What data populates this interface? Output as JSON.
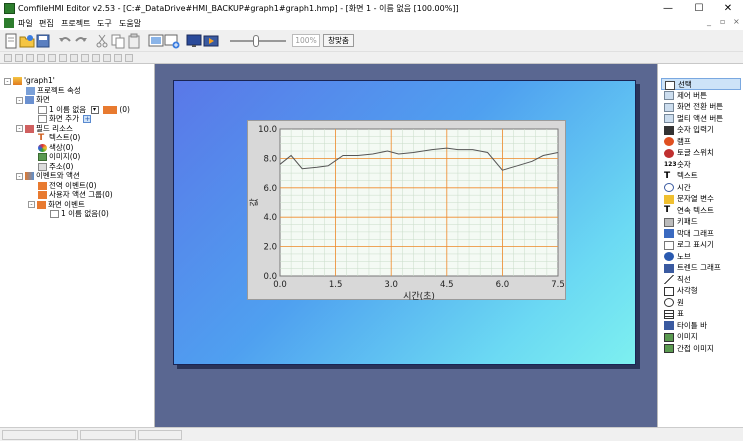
{
  "window": {
    "title": "ComfileHMI Editor v2.53 - [C:#_DataDrive#HMI_BACKUP#graph1#graph1.hmp] - [화면 1 - 이름 없음 [100.00%]]",
    "minimize": "—",
    "maximize": "☐",
    "close": "✕"
  },
  "menu": {
    "items": [
      "파일",
      "편집",
      "프로젝트",
      "도구",
      "도움말"
    ],
    "mdi_buttons": [
      "_",
      "▫",
      "×"
    ]
  },
  "toolbar": {
    "zoom_value": "100%",
    "fit_button": "창맞춤"
  },
  "tree": {
    "rows": [
      {
        "exp": "-",
        "label": "'graph1'"
      },
      {
        "exp": "",
        "label": "프로젝트 속성"
      },
      {
        "exp": "-",
        "label": "화면"
      },
      {
        "exp": "",
        "label": "1 이름 없음",
        "count": "(0)"
      },
      {
        "exp": "",
        "label": "화면 추가",
        "add": "+"
      },
      {
        "exp": "-",
        "label": "필드 리소스"
      },
      {
        "exp": "",
        "label": "텍스트(0)"
      },
      {
        "exp": "",
        "label": "색상(0)"
      },
      {
        "exp": "",
        "label": "이미지(0)"
      },
      {
        "exp": "",
        "label": "주소(0)"
      },
      {
        "exp": "-",
        "label": "이벤트와 액션"
      },
      {
        "exp": "",
        "label": "전역 이벤트(0)"
      },
      {
        "exp": "",
        "label": "사용자 액션 그룹(0)"
      },
      {
        "exp": "-",
        "label": "화면 이벤트"
      },
      {
        "exp": "",
        "label": "1 이름 없음(0)"
      }
    ]
  },
  "palette": {
    "items": [
      "선택",
      "제어 버튼",
      "화면 전환 버튼",
      "멀티 액션 버튼",
      "숫자 입력기",
      "램프",
      "토글 스위치",
      "숫자",
      "텍스트",
      "시간",
      "문자열 변수",
      "연속 텍스트",
      "키패드",
      "막대 그래프",
      "로그 표시기",
      "노브",
      "트렌드 그래프",
      "직선",
      "사각형",
      "원",
      "표",
      "타이틀 바",
      "이미지",
      "간접 이미지"
    ]
  },
  "chart_data": {
    "type": "line",
    "xlabel": "시간(초)",
    "ylabel": "값",
    "xlim": [
      0,
      7.5
    ],
    "ylim": [
      0,
      10
    ],
    "x_ticks": [
      "0.0",
      "1.5",
      "3.0",
      "4.5",
      "6.0",
      "7.5"
    ],
    "y_ticks": [
      "0.0",
      "2.0",
      "4.0",
      "6.0",
      "8.0",
      "10.0"
    ],
    "grid": true,
    "x": [
      0,
      0.3,
      0.6,
      1.0,
      1.3,
      1.7,
      2.1,
      2.5,
      2.9,
      3.2,
      3.6,
      4.1,
      4.5,
      4.8,
      5.2,
      5.6,
      6.0,
      6.4,
      6.8,
      7.1,
      7.5
    ],
    "y": [
      7.6,
      8.2,
      7.3,
      7.4,
      7.5,
      8.2,
      8.2,
      8.3,
      8.5,
      8.3,
      8.4,
      8.6,
      8.7,
      8.6,
      8.6,
      8.4,
      7.2,
      7.5,
      7.8,
      8.2,
      8.4
    ],
    "line_color": "#555555",
    "major_grid_color": "#f08a2a",
    "minor_grid_color": "#c9dcc9",
    "plot_bg": "#f4faf4"
  }
}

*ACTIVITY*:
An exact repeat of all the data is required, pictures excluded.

*EXERCISE SOLUTION*:
What data populates this interface? Output as JSON.
{
  "window": {
    "title": "ComfileHMI Editor v2.53 - [C:#_DataDrive#HMI_BACKUP#graph1#graph1.hmp] - [화면 1 - 이름 없음 [100.00%]]",
    "minimize": "—",
    "maximize": "☐",
    "close": "✕"
  },
  "menu": {
    "items": [
      "파일",
      "편집",
      "프로젝트",
      "도구",
      "도움말"
    ],
    "mdi_buttons": [
      "_",
      "▫",
      "×"
    ]
  },
  "toolbar": {
    "zoom_value": "100%",
    "fit_button": "창맞춤"
  },
  "tree": {
    "rows": [
      {
        "exp": "-",
        "label": "'graph1'"
      },
      {
        "exp": "",
        "label": "프로젝트 속성"
      },
      {
        "exp": "-",
        "label": "화면"
      },
      {
        "exp": "",
        "label": "1 이름 없음",
        "count": "(0)"
      },
      {
        "exp": "",
        "label": "화면 추가",
        "add": "+"
      },
      {
        "exp": "-",
        "label": "필드 리소스"
      },
      {
        "exp": "",
        "label": "텍스트(0)"
      },
      {
        "exp": "",
        "label": "색상(0)"
      },
      {
        "exp": "",
        "label": "이미지(0)"
      },
      {
        "exp": "",
        "label": "주소(0)"
      },
      {
        "exp": "-",
        "label": "이벤트와 액션"
      },
      {
        "exp": "",
        "label": "전역 이벤트(0)"
      },
      {
        "exp": "",
        "label": "사용자 액션 그룹(0)"
      },
      {
        "exp": "-",
        "label": "화면 이벤트"
      },
      {
        "exp": "",
        "label": "1 이름 없음(0)"
      }
    ]
  },
  "palette": {
    "items": [
      "선택",
      "제어 버튼",
      "화면 전환 버튼",
      "멀티 액션 버튼",
      "숫자 입력기",
      "램프",
      "토글 스위치",
      "숫자",
      "텍스트",
      "시간",
      "문자열 변수",
      "연속 텍스트",
      "키패드",
      "막대 그래프",
      "로그 표시기",
      "노브",
      "트렌드 그래프",
      "직선",
      "사각형",
      "원",
      "표",
      "타이틀 바",
      "이미지",
      "간접 이미지"
    ]
  },
  "chart_data": {
    "type": "line",
    "xlabel": "시간(초)",
    "ylabel": "값",
    "xlim": [
      0,
      7.5
    ],
    "ylim": [
      0,
      10
    ],
    "x_ticks": [
      "0.0",
      "1.5",
      "3.0",
      "4.5",
      "6.0",
      "7.5"
    ],
    "y_ticks": [
      "0.0",
      "2.0",
      "4.0",
      "6.0",
      "8.0",
      "10.0"
    ],
    "grid": true,
    "x": [
      0,
      0.3,
      0.6,
      1.0,
      1.3,
      1.7,
      2.1,
      2.5,
      2.9,
      3.2,
      3.6,
      4.1,
      4.5,
      4.8,
      5.2,
      5.6,
      6.0,
      6.4,
      6.8,
      7.1,
      7.5
    ],
    "y": [
      7.6,
      8.2,
      7.3,
      7.4,
      7.5,
      8.2,
      8.2,
      8.3,
      8.5,
      8.3,
      8.4,
      8.6,
      8.7,
      8.6,
      8.6,
      8.4,
      7.2,
      7.5,
      7.8,
      8.2,
      8.4
    ],
    "line_color": "#555555",
    "major_grid_color": "#f08a2a",
    "minor_grid_color": "#c9dcc9",
    "plot_bg": "#f4faf4"
  }
}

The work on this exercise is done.